TASK DIRECTIONS
A single figure is required: the number of lines in the listing below containing the word "content".

SUPPLIED MATERIAL
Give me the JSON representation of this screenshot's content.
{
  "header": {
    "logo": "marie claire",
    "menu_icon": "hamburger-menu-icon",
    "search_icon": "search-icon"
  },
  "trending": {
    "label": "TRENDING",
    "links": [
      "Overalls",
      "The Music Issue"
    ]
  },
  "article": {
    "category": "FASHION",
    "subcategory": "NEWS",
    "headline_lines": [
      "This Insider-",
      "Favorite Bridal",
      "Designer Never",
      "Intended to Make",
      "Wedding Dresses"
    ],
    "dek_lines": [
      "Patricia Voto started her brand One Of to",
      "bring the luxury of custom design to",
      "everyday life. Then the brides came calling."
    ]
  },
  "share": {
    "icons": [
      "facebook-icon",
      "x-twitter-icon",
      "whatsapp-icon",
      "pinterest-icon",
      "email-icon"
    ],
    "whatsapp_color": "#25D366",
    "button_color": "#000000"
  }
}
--
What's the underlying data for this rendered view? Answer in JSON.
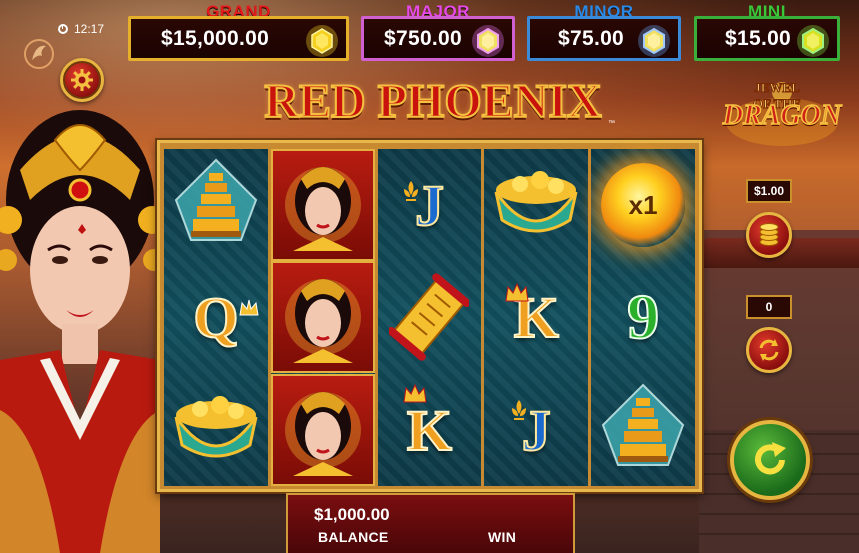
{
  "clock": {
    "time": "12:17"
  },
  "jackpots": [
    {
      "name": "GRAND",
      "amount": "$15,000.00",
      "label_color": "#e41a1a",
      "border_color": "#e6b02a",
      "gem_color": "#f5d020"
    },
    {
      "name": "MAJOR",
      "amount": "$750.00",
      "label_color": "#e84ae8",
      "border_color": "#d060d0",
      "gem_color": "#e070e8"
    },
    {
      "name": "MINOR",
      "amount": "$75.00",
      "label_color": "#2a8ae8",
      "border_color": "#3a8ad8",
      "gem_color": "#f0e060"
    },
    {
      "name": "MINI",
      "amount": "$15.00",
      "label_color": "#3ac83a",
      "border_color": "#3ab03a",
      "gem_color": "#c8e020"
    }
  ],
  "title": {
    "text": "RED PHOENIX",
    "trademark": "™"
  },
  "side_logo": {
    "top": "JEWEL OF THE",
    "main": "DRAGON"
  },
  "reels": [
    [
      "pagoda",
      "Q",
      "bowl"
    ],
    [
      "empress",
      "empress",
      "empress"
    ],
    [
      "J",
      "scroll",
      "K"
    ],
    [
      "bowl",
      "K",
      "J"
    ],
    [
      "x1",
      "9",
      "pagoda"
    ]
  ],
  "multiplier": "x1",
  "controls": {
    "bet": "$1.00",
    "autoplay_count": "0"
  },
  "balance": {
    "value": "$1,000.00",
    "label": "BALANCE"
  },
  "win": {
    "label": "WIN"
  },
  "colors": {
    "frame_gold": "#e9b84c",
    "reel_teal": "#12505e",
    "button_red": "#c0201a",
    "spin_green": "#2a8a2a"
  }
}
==
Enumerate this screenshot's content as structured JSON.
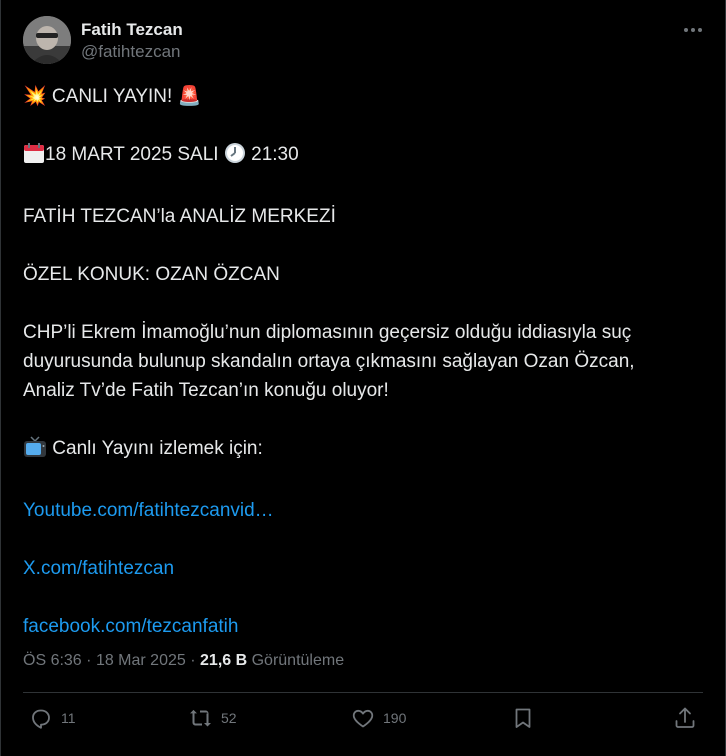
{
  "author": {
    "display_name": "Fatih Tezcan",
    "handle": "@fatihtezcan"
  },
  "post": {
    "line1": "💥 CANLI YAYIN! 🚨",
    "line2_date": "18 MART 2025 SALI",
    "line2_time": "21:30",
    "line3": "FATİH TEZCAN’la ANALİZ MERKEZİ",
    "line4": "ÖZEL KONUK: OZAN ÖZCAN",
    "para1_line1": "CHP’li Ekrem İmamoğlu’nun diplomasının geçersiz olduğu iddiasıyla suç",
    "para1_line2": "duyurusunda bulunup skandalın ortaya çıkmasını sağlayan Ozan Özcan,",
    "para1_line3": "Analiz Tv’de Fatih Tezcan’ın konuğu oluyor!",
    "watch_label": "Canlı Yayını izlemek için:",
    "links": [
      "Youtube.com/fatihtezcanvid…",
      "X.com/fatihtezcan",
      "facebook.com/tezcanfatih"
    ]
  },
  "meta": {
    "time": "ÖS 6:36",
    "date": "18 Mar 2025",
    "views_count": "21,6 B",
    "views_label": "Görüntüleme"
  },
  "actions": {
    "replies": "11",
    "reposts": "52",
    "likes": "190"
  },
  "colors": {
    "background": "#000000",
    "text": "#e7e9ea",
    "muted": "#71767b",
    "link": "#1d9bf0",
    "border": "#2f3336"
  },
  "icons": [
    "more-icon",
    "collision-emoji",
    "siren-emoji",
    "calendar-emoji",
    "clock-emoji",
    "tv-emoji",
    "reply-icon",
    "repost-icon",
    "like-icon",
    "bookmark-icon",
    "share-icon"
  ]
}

TASK OUTPUT
2